MOSCOW, Dec 7 (Reuters) - Russia may inject more money into Promsvyazbank to help the bailed-out lender in its new role serving the country’s defence industry, Deputy Finance Minister Alexei Moiseev told Reuters.
Russia’s central bank took over Promsvyazbank (PSB) last year from main owners Dmitry and Alexei Ananyev in one of a number of bail-outs aimed at cleaning up a fragmented banking sector hit by bad loans and Western sanctions.
The authorities then decided to turn PSB into a bank focused on the defence industry, transferring to it loans to the military made by banks such as state-controlled Sberbank and VTB, Russia’s biggest two lenders.
This should help to protect both defence firms and banks should the United States follow through on threats to impose more sanctions.
Russia has already injected 25 billion roubles into PSB this year.
“I do not exclude that as more (defence) business is being transferred to PSB along with an increase in lending, we will have to boost its capital more,” Moiseev said.

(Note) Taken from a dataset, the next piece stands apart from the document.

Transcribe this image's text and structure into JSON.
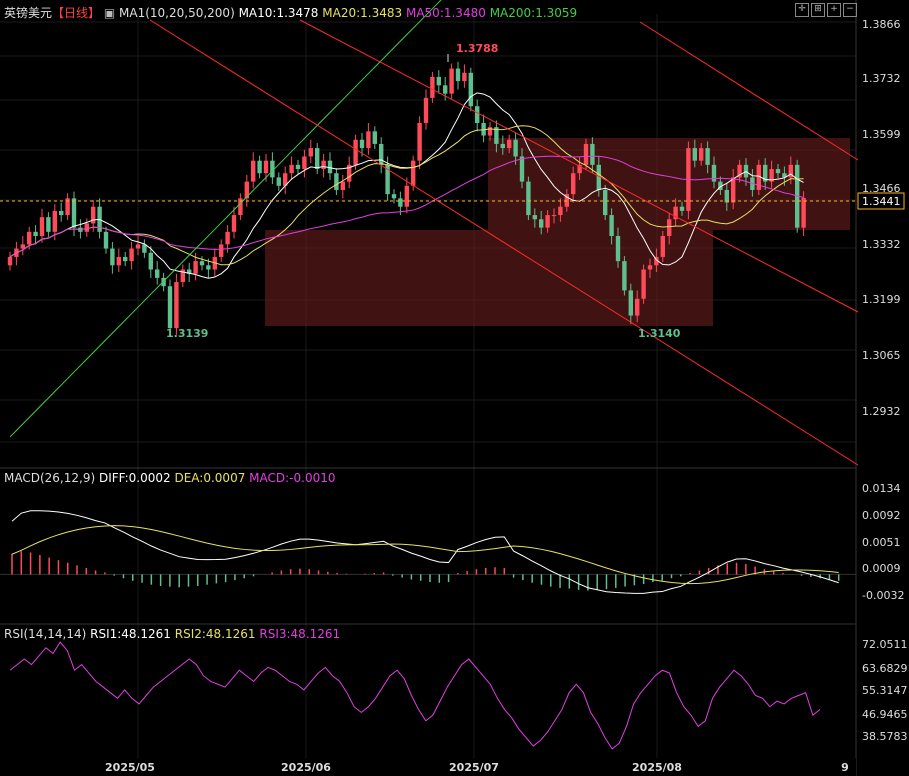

He did not provide any figures, saying that discussions were underway.
His boss, Finance Minister Anton Siluanov, said in February that PSB would receive up to 1 trillion roubles in defence sector loans, mainly from Sberbank and VTB.
Information about PSB executives has not been made public, so if new sanctions touch the bank its senior management is not expected to be affected.
The finance ministry, which has been pushing for higher dividends from state entities including Sberbank and VTB, suggested earlier this year that VTB may pay less in dividends as it needs to boost capital to meet global capital rules.
The central bank wants Russian banks to implement so-called Basel III rules, which require lenders to set aside capital as a buffer against possible shocks, to prove their strength.
VTB has increased its capital by 300 billion roubles to help meet the rules and plans to amass the remaining 150 billion roubles next year, its Chief Executive Andrey Kostin has said, while also asking for the rules to be relaxed.
Moiseev said the state did not plan to boost VTB’s capital directly, but that the bank would meet Basel III requirements by adjusting its dividend payment ratio.
“The central bank and VTB will calculate how much of the additional capital is needed (to meet Basel III rules) and dividends will be calculated based on that,” Moiseev said.
“The plan is the following: the year will be finished, the (VTB annual) profit calculated and it will be split between the increase of the capital ... and dividend payout.”
VTB plans to post a net profit of around 170 billion roubles this year. The bank paid 44 percent of its net profit in dividends on the last year’s results, or around 45 billion roubles in total.
It is not clear how the dividend plan might affect minority shareholders, if at all.
$1 = 66.8500 roubles Reporting by Darya Korsunskaya, Tatiana Voronova and Polina Devitt; Writing by Katya Golubkova; Editing by Mark Potter